China Says Dolce & Gabbana's Social Media Posts Are Racist – Do You?
Looks like somebody has some egg on their face. Maybe a pair of chopsticks would help? Dolce & Gabbana were forced to ‘postpone’ a long-planned fashion show in Shanghai Wednesday after an outcry over racially offensive posts on its social media accounts, a setback for the company in the world’s most important luxury market.
The Italian fashion house quickly issued a statement apologising and saying the accounts as well as that of its namesake designer Stefano Gabbana had been hacked, but it did little to calm a brewing social media uproar in China.
Some of China’s biggest celebrities had been billed to attend the “Great Show” event, but on Wednesday one after another announced their withdrawal. “Our mother country is more important than anything, we appreciate the vigour and beauty of our cultural heritage,” said the management of Wang Junkai, a hugely popular singer in boyband TFBoys, as they announced his withdrawal. Wang, who was also an ambassador for the brand, also announced that he would no longer be working with the brand, as did Chinese-Uyghur celebrity, Dilireba.
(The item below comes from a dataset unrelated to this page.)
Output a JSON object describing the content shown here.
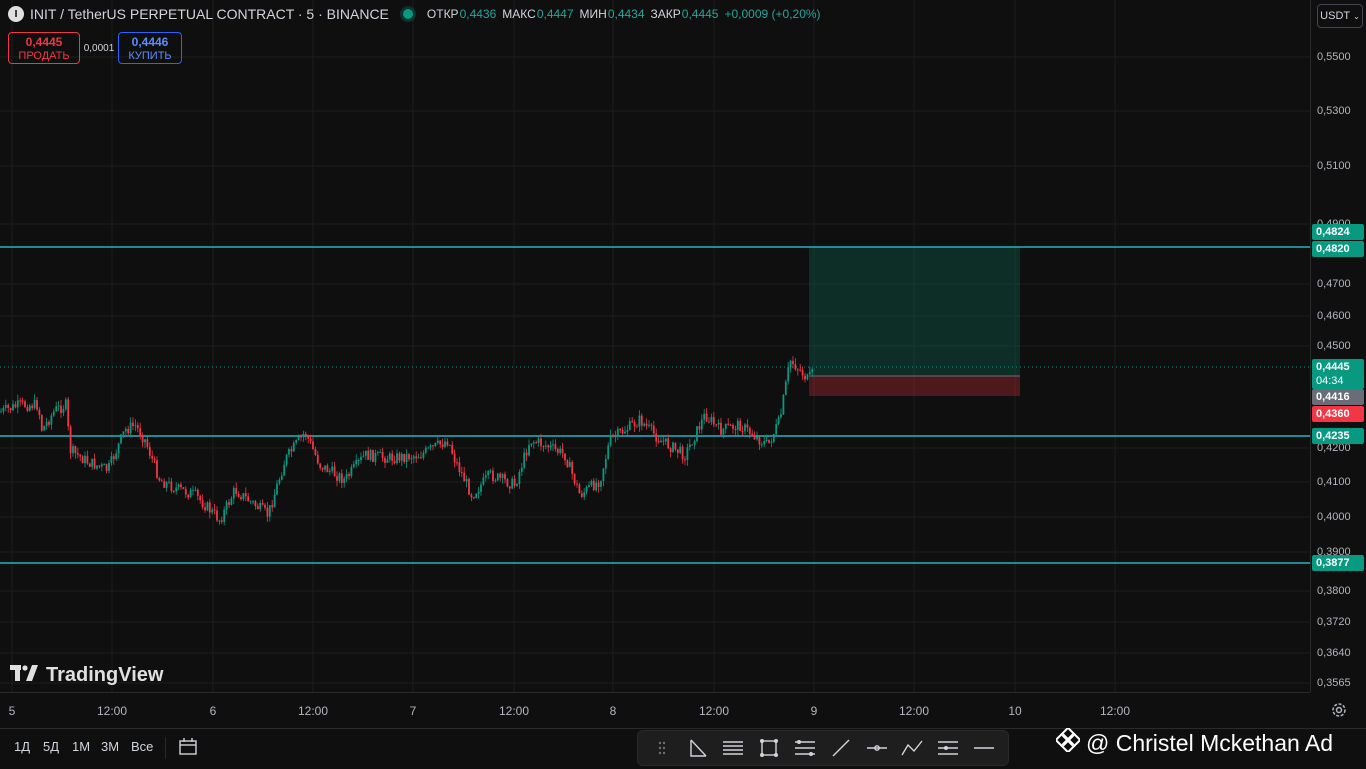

Li Bingbing, who was also slated to attend made her sentiments clear by telling her 42 million fans on Weibo that “I love my mother country.”
The controversy arose after Dolce & Gabbana posted short clips on Instagram earlier this week showing a woman eating pizza and spaghetti with chopsticks that some deemed culturally insensitive.
It erupted into a firestorm after screenshots circulated of an Instagram user’s chat with the famously volatile Stefano Gabbana in which he used five smiling poop emojis to talk about China and launched insults at the country and its people.
Even China’s Communist Youth League jumped into the fray. “Foreign companies operating in China should respect China and respect Chinese people,” the youth league tweeted to Dolce & Gabbana on Weibo.
The Changan Sword, the WeChat account of the Central Politics and Law Commission of the Communist Party’s Central Committee also felt the urge to say something, initially saying that Dolce & Gabbana’s videos provoked China but later adjusting their stance slightly by posting the words of Hu Xijin, the Editor-in-Chief of the party-owned Global Times: “Patriotism is the most valuable social resource. I don’t think boycotting a fashion show by Dolce and Gabbana deserves that resource.” In other words, you ain’t even worth it, Dolce & Gabbana.
Actor Talu Wang also tweeted on Weibo: “Respect is more important than anything.” French-Chinese model Estelle Chen posted her scathing response to the incident, saying “You don’t love China, you love money.”
As the backlash escalated, Dolce & Gabbana took to Instagram and Weibo saying its account and that of designer Stefano Gabbana had been hacked and that its legal office was “urgently investigating” the matter.
“We are very sorry for any distress caused by these unauthorised posts. We have nothing but respect for China and the people of China,” the company said on Instagram.
Dolce & Gabbana said separately on its verified Weibo account that the show “has been rescheduled”, though it did not specify the reason nor did it give a new date for the event. “We apologise for the inconvenience,” it said.
We have to wonder what Dolce & Gabbana were trying to achieve with these videos. At best, they are satirical, at worst they are, well – don’t the results speak for themselves? Has their ‘boundary-pushing’ been worth the furore that has been generated?
Given the size of this bungle, whether or not the show will get back on the road remains to be seen, however, there is no doubt that Dolce & Gabbana will be feeling the effects of this gaffe in more ways than one.